#### [EXERCISE AIM]
Lines with "橙子奶盖" in the records below: say how many there are, and add nothing.

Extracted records
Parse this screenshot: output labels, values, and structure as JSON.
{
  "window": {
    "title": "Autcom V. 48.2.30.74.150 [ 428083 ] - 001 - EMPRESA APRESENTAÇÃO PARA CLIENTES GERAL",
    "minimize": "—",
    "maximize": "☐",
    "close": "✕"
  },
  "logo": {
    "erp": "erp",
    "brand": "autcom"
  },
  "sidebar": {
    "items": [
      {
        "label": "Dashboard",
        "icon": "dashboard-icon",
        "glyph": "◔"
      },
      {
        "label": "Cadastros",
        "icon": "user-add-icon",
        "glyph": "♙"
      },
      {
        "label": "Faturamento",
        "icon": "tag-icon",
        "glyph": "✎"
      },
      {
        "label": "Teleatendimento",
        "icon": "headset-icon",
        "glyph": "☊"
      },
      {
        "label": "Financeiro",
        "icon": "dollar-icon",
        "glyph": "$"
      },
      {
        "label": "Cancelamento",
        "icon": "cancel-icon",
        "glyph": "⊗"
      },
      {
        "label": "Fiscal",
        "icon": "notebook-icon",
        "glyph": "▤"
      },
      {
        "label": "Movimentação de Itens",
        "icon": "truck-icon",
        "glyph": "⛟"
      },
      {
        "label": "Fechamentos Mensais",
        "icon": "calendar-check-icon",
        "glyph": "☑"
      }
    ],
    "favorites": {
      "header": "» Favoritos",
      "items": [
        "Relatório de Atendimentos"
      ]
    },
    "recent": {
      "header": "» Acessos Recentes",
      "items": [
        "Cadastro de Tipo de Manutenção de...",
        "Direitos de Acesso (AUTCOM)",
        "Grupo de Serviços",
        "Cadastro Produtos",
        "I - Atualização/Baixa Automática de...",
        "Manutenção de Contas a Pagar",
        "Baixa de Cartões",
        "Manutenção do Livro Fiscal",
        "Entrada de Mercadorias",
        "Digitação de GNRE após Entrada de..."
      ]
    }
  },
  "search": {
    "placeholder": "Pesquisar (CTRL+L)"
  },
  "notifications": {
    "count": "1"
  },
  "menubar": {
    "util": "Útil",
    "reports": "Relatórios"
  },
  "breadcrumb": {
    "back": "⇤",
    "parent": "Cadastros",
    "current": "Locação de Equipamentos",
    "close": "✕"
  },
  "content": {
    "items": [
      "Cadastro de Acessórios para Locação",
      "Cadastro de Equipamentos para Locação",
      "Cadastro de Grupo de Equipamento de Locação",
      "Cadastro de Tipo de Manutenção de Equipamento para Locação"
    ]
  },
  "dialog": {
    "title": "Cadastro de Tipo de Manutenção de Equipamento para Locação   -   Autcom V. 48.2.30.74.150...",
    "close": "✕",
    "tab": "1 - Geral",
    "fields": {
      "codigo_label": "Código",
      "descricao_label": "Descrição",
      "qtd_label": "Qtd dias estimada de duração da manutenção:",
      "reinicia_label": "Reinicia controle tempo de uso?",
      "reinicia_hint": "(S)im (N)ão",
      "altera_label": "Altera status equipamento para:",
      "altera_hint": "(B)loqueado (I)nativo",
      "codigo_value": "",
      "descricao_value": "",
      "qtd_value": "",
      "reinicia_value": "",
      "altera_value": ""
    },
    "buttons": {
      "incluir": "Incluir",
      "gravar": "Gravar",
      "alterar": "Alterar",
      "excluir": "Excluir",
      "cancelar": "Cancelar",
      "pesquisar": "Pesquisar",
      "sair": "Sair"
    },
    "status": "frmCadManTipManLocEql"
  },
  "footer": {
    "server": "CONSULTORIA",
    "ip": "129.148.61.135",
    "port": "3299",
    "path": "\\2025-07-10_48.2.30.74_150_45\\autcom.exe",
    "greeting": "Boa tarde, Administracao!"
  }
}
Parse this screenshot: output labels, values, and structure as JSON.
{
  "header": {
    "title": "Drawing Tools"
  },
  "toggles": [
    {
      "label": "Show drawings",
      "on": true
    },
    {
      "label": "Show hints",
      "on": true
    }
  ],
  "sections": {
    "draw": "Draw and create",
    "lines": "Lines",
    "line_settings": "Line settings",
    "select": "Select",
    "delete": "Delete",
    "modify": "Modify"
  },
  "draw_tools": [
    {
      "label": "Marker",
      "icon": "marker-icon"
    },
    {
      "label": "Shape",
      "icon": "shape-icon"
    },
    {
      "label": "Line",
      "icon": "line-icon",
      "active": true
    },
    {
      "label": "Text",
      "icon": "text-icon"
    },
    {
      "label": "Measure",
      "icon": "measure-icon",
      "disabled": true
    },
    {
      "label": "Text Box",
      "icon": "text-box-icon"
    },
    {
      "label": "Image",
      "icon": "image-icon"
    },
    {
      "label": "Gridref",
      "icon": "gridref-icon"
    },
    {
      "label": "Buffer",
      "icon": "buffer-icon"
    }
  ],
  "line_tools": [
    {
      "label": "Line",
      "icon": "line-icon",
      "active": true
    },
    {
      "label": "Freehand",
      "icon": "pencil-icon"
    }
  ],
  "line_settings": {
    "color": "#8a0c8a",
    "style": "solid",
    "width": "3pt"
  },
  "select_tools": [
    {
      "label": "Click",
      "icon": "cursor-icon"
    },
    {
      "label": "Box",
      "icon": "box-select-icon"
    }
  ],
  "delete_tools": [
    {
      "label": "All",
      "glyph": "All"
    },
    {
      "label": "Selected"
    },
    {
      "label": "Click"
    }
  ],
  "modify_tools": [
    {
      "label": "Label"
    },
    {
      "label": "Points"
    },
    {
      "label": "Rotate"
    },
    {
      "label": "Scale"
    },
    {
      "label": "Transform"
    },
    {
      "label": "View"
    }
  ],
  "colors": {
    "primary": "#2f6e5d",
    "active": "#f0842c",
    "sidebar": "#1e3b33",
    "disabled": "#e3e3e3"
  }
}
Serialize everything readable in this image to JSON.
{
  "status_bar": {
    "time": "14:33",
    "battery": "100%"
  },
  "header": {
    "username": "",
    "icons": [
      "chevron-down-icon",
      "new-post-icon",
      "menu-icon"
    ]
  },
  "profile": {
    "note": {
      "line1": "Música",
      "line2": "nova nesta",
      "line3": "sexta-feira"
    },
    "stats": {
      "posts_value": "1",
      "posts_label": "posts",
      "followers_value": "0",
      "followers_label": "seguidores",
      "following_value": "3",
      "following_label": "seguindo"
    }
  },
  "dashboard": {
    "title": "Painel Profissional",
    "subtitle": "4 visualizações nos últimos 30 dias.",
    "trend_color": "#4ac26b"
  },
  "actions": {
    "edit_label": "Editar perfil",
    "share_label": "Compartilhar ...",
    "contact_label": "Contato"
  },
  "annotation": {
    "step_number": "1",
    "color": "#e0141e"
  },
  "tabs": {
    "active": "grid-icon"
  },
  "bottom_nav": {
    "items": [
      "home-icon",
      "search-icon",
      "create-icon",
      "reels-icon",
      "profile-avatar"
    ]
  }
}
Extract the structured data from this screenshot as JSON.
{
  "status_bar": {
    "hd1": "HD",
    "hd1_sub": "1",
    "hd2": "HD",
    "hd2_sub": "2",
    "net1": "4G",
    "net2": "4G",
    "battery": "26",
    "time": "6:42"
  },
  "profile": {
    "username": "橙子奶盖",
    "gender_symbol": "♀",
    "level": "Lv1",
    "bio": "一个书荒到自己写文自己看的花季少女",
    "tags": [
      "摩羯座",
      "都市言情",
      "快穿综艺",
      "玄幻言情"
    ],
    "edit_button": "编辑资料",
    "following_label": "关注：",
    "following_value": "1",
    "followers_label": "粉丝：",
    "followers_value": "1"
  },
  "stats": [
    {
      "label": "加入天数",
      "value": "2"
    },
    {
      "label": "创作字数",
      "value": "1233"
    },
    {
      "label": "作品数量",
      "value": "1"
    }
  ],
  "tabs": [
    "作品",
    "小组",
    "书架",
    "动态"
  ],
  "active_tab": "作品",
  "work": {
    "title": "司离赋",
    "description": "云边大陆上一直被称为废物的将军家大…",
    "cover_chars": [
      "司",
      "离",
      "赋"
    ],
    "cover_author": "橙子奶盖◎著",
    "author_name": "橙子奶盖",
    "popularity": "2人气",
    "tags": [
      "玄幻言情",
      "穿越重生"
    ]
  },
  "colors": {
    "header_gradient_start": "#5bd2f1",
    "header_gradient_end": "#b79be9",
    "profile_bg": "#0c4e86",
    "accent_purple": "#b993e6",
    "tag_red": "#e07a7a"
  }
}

#### [EXERCISE RESULT]
3